Flexera, another security vendor, offers Flexera Personal Software Inspector. This will update your non-browser software, or warn you if it finds an update it can’t deploy, and provide you a link in a popup. I’ve been using Personal Software Inspector for years. It’s wonderful, and it’s free for you to use at home because they know if you use their software at home, you’ll buy their commercial product for work.
Be careful what software you install
One of the reasons Apple created its App Store was so it could curate software and cut down on malicious stuff. Sometimes someone slips something through, but admittedly it’s pretty rare. Microsoft copied it starting in Windows 8. If you only install software from app stores like the ones from your operating system vendor, or from game publishers like Steam, you’ll be a lot safer.
There is some useful software you have to download directly. Be sure you’re getting it from your publisher’s official source, and if you’re unsure, ask questions before you install.
Consider a dedicated computer for banking
Consider getting a cheap Chromebook to use for banking and paying bills. They cost $150-$200 at the consumer electronics stores. You can pick up a used or refurbished one on Ebay for less than $100, just make sure it comes with an AC adapter. Frequently the cheapest ones don’t.
Use the Chromebook to pay your bills and check your bank balance. Don’t use it for anything else. And don’t use your other computer to ever pay bills again. This way, if your main computer gets infected with something like Zeus that siphons bank accounts, it doesn’t have anything to siphon.
Chromebooks are ideal for this because they’re cheap, Google updates them frequently, and they aren’t designed to hold any data. They’re not an attractive target for an attacker, so people go after other computers instead.
Chromebooks cost money, but they do cost less than getting your bank account stolen is likely to cost you. And the less $200 means to you, the more valuable that dedicated Chromebook can be to you.
And depending on what you actually do with a computer, a Chromebook may be fine as a primary machine too.
One more thing
There’s one more important thing you need to do to keep yourself secure. Don’t pirate software, music, or video files. It’s not hard to embed malicious software in these files, especially software. Buy them from legitimate sources.

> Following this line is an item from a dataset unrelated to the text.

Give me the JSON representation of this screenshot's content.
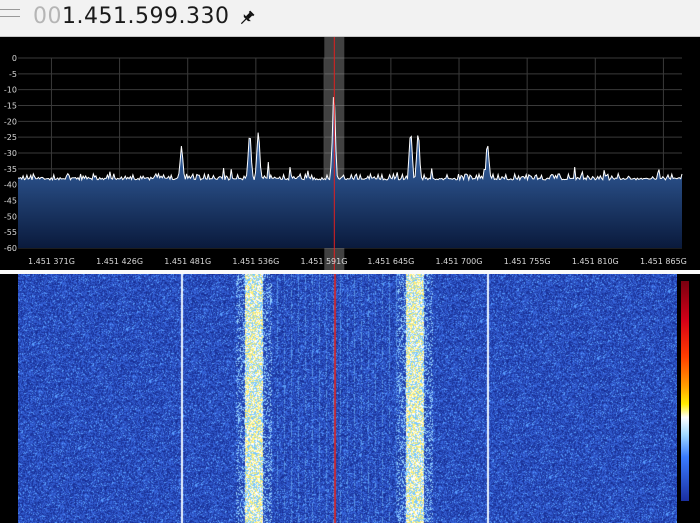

I know it’s tempting to go download video of whatever show you missed. We can debate the ethics of it, and admittedly I can see both sides of that argument. I’m also telling you it’s risky, and if you want a secure computer, don’t do it. Watch it from an official source, and if that means paying for it, pay for it.